The shady world of offshore firms has been tolerated for years, perhaps because many people profited from it. But where others profit, some governments are looking at empty coffers to pay for aging populations and education.

Estimates suggest EU countries lose about one trillion euros of income every year through tax avoidance. Europe can no longer afford to ignore the problem and EU finance ministers are planning measures to prevent it. Proposals include exchanging data and clamping down on money laundering.

Profit maximization and ever-growing manager salaries have accompanied the financial crisis. Do we need a new economic system? Do we need new moral standards? What can be done to reduce social inequality? How much are we prepared to pay for a more economically just world?

Tell us what you think: Ethical Economics - Time for a New Deal

Write to us at: quadriga@dw.de

Our guests:

Thomas Fricke – is a German author who has just released a book on banking and finances. He was chief economist at the Financial Times Germany from 2002 to 2012 and has held the same position at the renowned German publishing house Gruner & Jahr since 2009. Since 2007 he's been running the internet portal Wirtschaftswunder. He has also worked for the leading German publications Wirtschaftswoche and Manager Magazine, as well as the French economic research institute OFCE. In 1998 he was awarded the German-French Journalism Prize.

Michael Levitin – based in the German capital he has been working as a cultural, political and travel correspondent for magazines and newspapers including Newsweek, Los Angeles Times, Daily Telegraph and others. He also is one of the founders of the Occupied Wall Street Journal. He studied history at the University of California, Santa Cruz, and received a Masters from Columbia Journalism School. After that, he started working as a journalist in Bolivia, Puerto Rico, Barcelona and Prague, as well as his native San Francisco and New York.

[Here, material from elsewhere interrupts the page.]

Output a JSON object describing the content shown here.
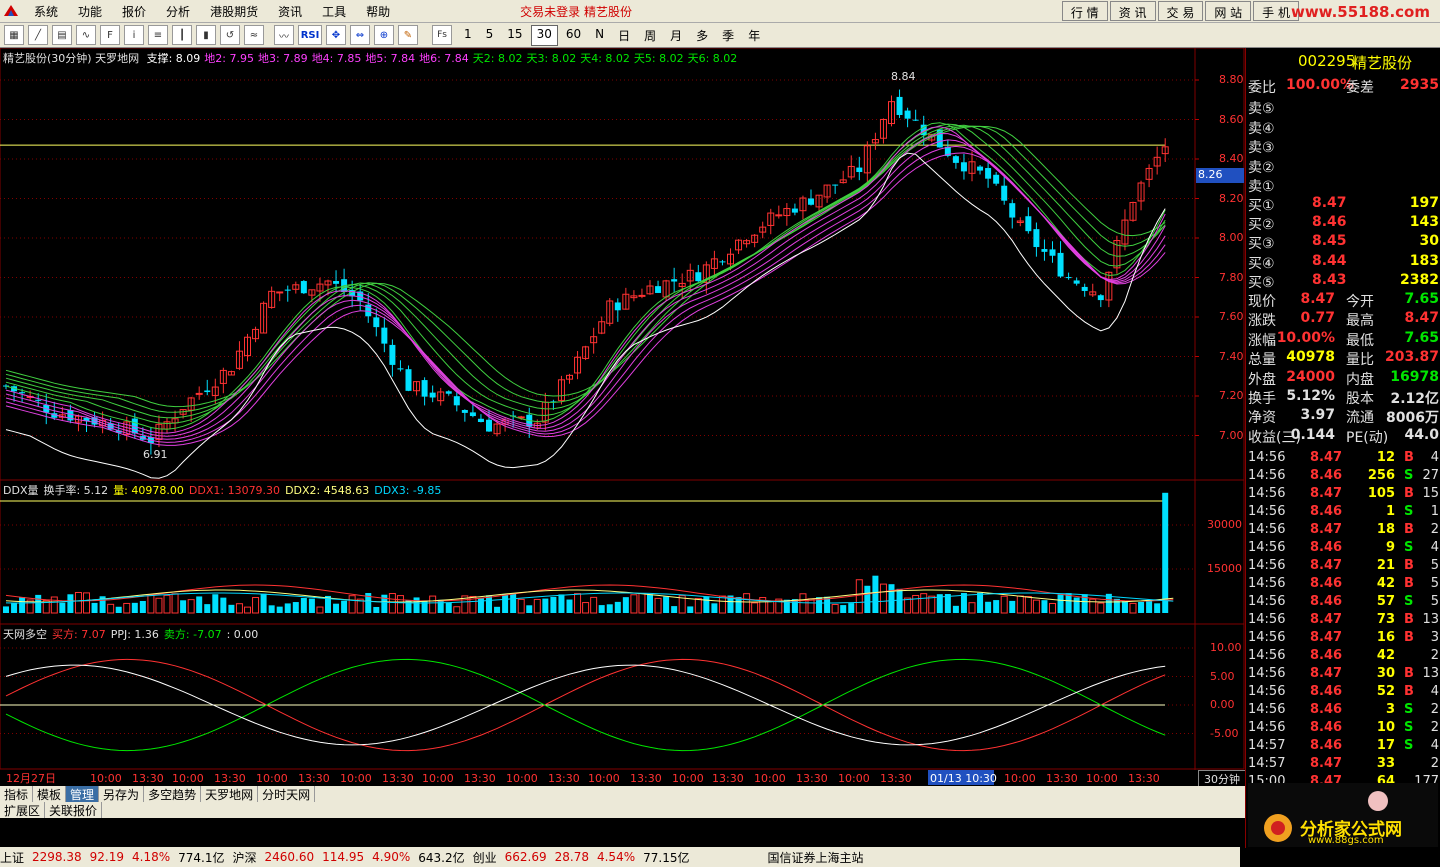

Harriet Torry – is a reporter covering German politics and economics for Dow Jones Newswires. She has written, videoed, tweeted and blogged about Germany for over six years from Berlin and Frankfurt. Originally from London, she has lived in the US, Spain and Argentina. Harriet Torry studied Modern Languages at Bristol University and has a Master's in International Relations from Cambridge University.